The Charlie Brown and Franz Stigler incident occurred on 20 December 1943, when, after a successful bomb run on Bremen, Charles ‘Charlie’ Brown’s B-17 Flying Fortress (named "Ye Olde Pub") was severely damaged by German fighters. Luftwaffe pilot and ace Franz Stigler had an opportunity to shoot down the crippled bomber, but instead, for humanitarian reasons, decided to allow the crew to fly back to their airfield in England. The two pilots met each other 40 years later after the extensive search by Charlie Brown and the friendship that the two developed lasted until their deaths.
I've once read of a story, how in World War I on Christmas day British and German troops walked out across no man's land and exchanged gifts of chocolate on the open field they'd just earlier been warring over, often handing each other things across the barbed wire that separated them (THEY EVEN PLAYED FOOTBALL AGAINST EACH OTHER).
I've also read the brutality leveled in war against the enemy is highly relative to each soldier's individual ability to relate to those they are fighting: on the European front, soldiers' journal entries are often somber and somewhat remorseful they are having to kill fellow men for some simple political scheming. However, entries on the Pacific front show aggression and necessity, often vilifying the traits the enemy combatants possess.
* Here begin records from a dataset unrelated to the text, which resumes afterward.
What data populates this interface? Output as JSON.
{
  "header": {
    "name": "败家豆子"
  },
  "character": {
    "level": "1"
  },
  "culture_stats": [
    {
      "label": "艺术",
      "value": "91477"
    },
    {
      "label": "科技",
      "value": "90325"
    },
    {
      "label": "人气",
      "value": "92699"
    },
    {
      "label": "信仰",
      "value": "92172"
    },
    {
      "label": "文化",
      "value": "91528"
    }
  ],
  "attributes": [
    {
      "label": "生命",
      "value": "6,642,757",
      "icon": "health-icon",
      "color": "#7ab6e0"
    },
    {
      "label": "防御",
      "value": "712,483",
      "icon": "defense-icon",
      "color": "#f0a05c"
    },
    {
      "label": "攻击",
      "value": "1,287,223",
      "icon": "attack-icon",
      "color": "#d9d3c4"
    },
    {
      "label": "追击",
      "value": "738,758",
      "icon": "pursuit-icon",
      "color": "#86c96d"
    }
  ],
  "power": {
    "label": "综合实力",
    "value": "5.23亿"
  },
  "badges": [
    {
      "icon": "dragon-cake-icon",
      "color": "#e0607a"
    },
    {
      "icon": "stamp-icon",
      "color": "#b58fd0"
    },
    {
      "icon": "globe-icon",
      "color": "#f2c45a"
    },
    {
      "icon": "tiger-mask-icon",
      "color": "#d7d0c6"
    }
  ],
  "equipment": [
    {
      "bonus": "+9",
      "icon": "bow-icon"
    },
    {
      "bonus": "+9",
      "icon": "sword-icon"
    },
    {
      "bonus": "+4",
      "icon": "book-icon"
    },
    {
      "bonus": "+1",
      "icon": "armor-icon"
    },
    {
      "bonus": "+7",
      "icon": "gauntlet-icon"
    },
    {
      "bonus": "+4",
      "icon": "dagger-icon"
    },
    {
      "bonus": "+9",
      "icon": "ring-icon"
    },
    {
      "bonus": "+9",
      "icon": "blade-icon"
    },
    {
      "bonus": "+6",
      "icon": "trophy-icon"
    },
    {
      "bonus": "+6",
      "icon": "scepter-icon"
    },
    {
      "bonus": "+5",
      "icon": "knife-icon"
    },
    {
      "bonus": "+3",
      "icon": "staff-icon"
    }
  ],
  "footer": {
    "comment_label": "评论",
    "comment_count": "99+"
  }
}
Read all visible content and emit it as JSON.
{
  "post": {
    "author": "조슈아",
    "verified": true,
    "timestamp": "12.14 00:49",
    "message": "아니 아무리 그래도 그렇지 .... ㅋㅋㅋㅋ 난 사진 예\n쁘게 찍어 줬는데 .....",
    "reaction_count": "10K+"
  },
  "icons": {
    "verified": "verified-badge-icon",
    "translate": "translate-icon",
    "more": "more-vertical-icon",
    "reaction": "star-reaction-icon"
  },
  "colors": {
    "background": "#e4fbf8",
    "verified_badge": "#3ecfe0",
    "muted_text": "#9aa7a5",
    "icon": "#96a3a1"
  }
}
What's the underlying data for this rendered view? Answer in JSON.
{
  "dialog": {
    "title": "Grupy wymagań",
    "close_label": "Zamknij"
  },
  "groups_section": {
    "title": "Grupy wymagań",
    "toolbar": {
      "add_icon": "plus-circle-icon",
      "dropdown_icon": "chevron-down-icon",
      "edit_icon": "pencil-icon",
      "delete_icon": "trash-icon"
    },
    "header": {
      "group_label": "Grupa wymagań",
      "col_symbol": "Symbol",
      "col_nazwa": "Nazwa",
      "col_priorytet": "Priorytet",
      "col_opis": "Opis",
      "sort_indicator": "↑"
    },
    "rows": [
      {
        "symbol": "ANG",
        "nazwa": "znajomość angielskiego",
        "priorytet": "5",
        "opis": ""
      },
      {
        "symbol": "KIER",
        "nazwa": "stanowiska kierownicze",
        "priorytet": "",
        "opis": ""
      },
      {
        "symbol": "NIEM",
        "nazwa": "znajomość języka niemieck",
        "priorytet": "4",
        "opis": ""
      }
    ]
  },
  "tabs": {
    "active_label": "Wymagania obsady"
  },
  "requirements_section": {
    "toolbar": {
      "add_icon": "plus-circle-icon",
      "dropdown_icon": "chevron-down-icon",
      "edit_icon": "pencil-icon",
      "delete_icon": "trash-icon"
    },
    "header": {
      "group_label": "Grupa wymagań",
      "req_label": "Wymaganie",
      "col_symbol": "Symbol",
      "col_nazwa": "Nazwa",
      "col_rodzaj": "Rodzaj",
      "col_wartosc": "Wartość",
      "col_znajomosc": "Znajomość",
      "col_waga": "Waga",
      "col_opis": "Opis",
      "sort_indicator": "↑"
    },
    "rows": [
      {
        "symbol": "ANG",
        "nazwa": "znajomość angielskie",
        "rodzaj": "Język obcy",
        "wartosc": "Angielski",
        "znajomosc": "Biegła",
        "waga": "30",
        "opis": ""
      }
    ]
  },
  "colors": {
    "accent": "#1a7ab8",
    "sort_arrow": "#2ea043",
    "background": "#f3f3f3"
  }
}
How is this all related? I don't know. I've been watching clips from the Syrian civil war and it's got my mind churning. I guess the plight of men can really get to me. I thought I'd have more to say about this once I got here, or an opinion to express, but I really don't.